Two days later, Kelly turned his pen to pushing for more stringent gun regulations, recounting the horrific story of Judith Cox, a housewife who killed her four children, then turned the gun on herself, on Valentine's Day 1964.

By Kyle Drennen | | January 24, 2013 | 4:14 PM EST

At the top of the 9 a.m. et hour on Thursday's NBC Today, the morning show cast devoted a four-minute panel discussion to Secretary of State Hillary Clinton getting emotional during her congressional testimony on Wednesday. News reader Natalie Morales gushed: "She was speaking passionately about, you know, that heat of the moment. And also, you know, I think she just loved those people [who died in Benghazi]. So that was true emotion." [Listen to the audio or watch the video after the jump]

Co-host Savannah Guthrie observed: "I don't know if there's as much a stigma anymore from public figures crying from time-to-time. I mean, this is not somebody who is crying all the time. We've seen her well up in the past. I think this is probably the most emotional we've ever seen her." Morales proclaimed: "Right, she's a strong leader."

By Paul Bremmer | | January 24, 2013 | 3:49 PM EST

CNN continues to push for stricter gun control, and the network doesn’t have much patience for opposing viewpoints. On Wednesday’s Starting Point, anchor Soledad O’Brien hectored a conservative guest who spoke out against creating a national gun registry.

Former Rep. Connie Mack (R-Fla.) said he believes the government would use a national registry to intimidate gun owners, thereby punishing law-abiding citizens and failing to solve the problem of violent crimes committed with guns. O’Brien then jumped on him: “Hang on, wait a second. What evidence is there of that? I me, sometimes that just seems like a common-sense measure. Let’s just know who’s ordering lots of guns.” [See video below. MP3 audio here.]

By Katie Yoder | | January 24, 2013 | 3:43 PM EST

Thinking of learning a new language? Try English – broadcast media style.

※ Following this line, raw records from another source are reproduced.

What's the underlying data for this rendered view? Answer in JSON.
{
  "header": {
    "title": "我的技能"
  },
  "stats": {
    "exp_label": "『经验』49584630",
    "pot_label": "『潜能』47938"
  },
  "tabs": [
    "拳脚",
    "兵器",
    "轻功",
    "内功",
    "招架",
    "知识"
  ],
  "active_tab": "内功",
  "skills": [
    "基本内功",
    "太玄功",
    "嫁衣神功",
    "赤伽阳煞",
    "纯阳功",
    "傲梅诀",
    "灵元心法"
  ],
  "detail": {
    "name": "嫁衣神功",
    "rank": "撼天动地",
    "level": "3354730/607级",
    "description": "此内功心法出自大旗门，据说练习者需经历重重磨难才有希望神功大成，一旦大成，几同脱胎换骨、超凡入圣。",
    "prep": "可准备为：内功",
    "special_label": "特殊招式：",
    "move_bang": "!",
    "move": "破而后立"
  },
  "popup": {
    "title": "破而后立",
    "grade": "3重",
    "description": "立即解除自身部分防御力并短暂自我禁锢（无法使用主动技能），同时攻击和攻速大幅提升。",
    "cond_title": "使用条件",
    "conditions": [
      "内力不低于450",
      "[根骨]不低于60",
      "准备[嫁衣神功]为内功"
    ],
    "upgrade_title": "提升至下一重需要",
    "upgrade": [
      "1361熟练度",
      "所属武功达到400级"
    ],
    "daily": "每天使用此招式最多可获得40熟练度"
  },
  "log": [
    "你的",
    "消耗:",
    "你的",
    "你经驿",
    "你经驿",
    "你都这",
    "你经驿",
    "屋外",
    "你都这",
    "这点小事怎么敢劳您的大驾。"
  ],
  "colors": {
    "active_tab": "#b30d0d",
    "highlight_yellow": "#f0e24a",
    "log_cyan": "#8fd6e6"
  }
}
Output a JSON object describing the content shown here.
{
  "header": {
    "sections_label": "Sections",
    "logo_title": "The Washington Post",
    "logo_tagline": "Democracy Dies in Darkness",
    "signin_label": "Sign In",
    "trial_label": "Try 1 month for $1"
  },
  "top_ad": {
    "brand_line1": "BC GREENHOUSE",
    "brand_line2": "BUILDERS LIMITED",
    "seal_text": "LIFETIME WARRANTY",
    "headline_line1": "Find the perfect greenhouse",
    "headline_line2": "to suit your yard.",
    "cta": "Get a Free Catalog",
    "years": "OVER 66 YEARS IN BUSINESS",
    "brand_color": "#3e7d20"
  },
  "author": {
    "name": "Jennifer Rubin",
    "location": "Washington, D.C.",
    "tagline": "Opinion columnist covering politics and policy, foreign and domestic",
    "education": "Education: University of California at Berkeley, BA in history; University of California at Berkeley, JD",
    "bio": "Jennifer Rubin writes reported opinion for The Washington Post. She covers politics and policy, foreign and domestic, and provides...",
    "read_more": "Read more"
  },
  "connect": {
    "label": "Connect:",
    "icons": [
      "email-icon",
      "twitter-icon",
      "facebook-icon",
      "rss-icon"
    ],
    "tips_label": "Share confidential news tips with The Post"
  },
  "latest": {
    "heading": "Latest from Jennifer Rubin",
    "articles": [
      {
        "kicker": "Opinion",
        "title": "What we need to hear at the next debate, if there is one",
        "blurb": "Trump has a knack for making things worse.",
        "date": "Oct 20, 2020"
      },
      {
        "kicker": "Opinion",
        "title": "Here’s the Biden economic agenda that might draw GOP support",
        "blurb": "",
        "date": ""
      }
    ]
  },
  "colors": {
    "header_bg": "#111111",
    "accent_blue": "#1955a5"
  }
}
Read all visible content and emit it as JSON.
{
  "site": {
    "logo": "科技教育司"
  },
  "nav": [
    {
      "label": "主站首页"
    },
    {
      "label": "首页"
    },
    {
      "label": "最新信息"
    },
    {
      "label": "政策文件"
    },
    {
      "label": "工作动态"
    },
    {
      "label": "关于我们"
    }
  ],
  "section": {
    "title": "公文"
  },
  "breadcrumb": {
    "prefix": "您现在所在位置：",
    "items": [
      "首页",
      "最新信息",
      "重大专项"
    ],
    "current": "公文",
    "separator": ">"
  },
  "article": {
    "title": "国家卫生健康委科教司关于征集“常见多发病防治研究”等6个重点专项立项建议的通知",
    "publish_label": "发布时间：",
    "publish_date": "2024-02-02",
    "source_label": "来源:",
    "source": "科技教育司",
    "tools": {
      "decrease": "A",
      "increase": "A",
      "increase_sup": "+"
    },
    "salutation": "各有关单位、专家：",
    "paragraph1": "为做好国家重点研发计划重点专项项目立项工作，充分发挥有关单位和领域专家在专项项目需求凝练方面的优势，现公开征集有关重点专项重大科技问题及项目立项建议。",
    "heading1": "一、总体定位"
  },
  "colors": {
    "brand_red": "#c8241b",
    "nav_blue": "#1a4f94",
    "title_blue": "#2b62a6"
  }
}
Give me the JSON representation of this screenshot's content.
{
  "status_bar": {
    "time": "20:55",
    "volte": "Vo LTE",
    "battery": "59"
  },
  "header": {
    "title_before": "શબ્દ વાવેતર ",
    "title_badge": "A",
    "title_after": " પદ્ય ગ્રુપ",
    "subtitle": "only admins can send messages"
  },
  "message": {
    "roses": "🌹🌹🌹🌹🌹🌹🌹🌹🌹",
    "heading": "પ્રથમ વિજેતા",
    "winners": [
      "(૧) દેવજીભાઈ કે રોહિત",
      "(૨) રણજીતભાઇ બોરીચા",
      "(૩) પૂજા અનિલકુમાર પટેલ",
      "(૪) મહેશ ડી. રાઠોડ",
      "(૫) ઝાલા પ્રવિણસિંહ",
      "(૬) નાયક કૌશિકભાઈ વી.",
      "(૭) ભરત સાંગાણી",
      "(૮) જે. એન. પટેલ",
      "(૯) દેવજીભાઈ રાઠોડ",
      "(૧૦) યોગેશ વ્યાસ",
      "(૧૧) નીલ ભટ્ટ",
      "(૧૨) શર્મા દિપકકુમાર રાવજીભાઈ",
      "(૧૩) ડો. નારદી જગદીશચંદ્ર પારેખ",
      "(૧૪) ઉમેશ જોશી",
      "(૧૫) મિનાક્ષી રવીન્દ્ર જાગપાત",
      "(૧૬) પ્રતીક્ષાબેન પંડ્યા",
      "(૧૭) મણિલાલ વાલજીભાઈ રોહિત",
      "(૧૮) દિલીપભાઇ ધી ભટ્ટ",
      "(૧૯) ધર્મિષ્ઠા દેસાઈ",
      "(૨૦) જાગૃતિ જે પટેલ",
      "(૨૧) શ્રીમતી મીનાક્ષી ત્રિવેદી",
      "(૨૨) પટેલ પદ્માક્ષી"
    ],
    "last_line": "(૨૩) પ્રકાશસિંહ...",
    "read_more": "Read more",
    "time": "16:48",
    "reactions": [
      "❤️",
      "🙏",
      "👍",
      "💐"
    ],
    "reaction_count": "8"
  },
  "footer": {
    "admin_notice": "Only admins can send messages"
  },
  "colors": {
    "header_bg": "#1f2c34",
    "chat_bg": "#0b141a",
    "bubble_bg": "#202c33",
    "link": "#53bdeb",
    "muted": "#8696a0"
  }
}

Specifically, try abortion-reporting speak – a tongue as notable for the words it doesn’t use as those it does.

This year’s annual March for Life, this Friday, Jan. 25th, marks the 40th anniversary of the Roe v. Wade decision. And, though you might think it would be difficult to talk about something called the March for Life without using the word “life,” the broadcast networks have shown the utility of abortion-reporting speak. In the past 10 years, 91 percent of ABC, NBC, and CBS anchor reports on the March for Life and Roe v. Wade failed to mention the word, “life.”

By Katie Yoder | | January 24, 2013 | 3:34 PM EST

A war story from the front lines of the abortion battle.

By Noel Sheppard | | January 24, 2013 | 3:33 PM EST

Democratic Congresswoman Tammy Duckworth of Illinois made a great joke Thursday about the many injuries she received while serving her country in Iraq.

Chatting with MSNBC’s Tamron Hall about the Combat Action Badge that she wears on her uniform, Duckworth said, “I usually joke and say, ‘No, I got it in a bar fight. You should see the other chick.’”

By Clay Waters | | January 24, 2013 | 3:05 PM EST

Outgoing Secretary of State Hillary Clinton appeared in Senate and House hearings Wednesday on intelligence failures in Benghazi, Libya, where four Americans were murdered last year, on the 11th anniversary of the 9-11 attacks. Yet the New York Times buried the story on page A11, in the International section, content with running a photo of Clinton on the front page.

The Washington Post put the hearings on the front page, though Anne Gearan's story, "Clinton delivers forceful defense on Benghazi," was "a masterful work of puffery," according to MRC's Ken Shepherd. Times reporter Michael Gordon at least showed some polite skepticism in "Facing Congress, Clinton Defends Her Actions Before and After Libya Attack."